School Violence Prevention and Intervention
Schools and Special Education
Functional Behavioral Assessment
Prevention Strategies that Work
Prevention and Early Intervention
Promising Practice in Children's Mental Health
Strengthening the Safety Net
Second Step: A Violence Prevention Curriculum is a universal intervention designed to be used with all students in a school. Through use of the Second Step program students begin to raise their self-esteem, rather than their fists.
Second Step consists of 20 scripted lessons. The lessons are taught for about 45-50 minutes a day to teach development of:
The 45-50 minute lessons, used one to three times a week, are each broken into three parts: discussion, activity, and role play. In addition, older students in the sixth, seventh and eighth grades, also participate in discussions, use overhead transparencies, and watch video segments demonstrating good behavioral strategies.
Used in a well-organized manner, the Second Step curriculum can dramatically increase student use of prosocial behavior and help students get along better with peers, teachers and family. The program can be integrated into many parts of the students school day, such as during academic instruction, playground time or even lunch.
The Second Step program is creating change in student prosocial behavior. The Kennedy Middle School used the program throughout its school year and during follow-up it was found that when faced with a hypothetical conflict scenario, 62 percent of students in a language arts class wrote a peaceful response to the problem. Not only are students knowledgeable about peaceful resolutions, but also there has been an effect on student behavior, as a result of the curriculum.
In a randomized control study, researchers found that some students behavior had taken a positive turn after only 17 hours of classroom exposure to the Second Step curriculum.
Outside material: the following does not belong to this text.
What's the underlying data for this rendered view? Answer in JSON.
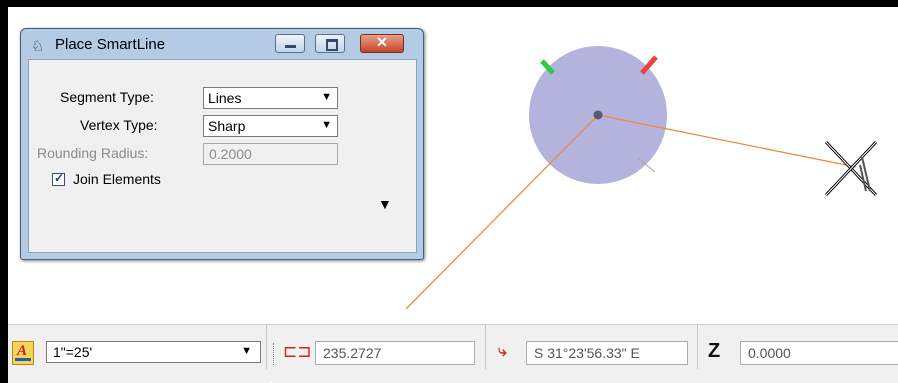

Direct observation of student behavior in various settings (i.e., classroom, cafeteria, and playground) during different stages of the intervention (i.e., baseline, two weeks after completion, and 6 months after completion) revealed:
With continued involvement by all school staff, Second Step should increase the prosocial behavior of students and lessen the likelihood of violence, there by making schools safer environments that are more conducive to learning.
|© 2001 The CECP is part of the American Institutes for Research (AIR), and is funded under a cooperative agreement with the Office of Special Education Programs (OSEP), U.S. Department of Education (ED), with supplemental funding from the Center for Mental Health Services (CMHS), U.S. Department of Health and Human Services (HHS).|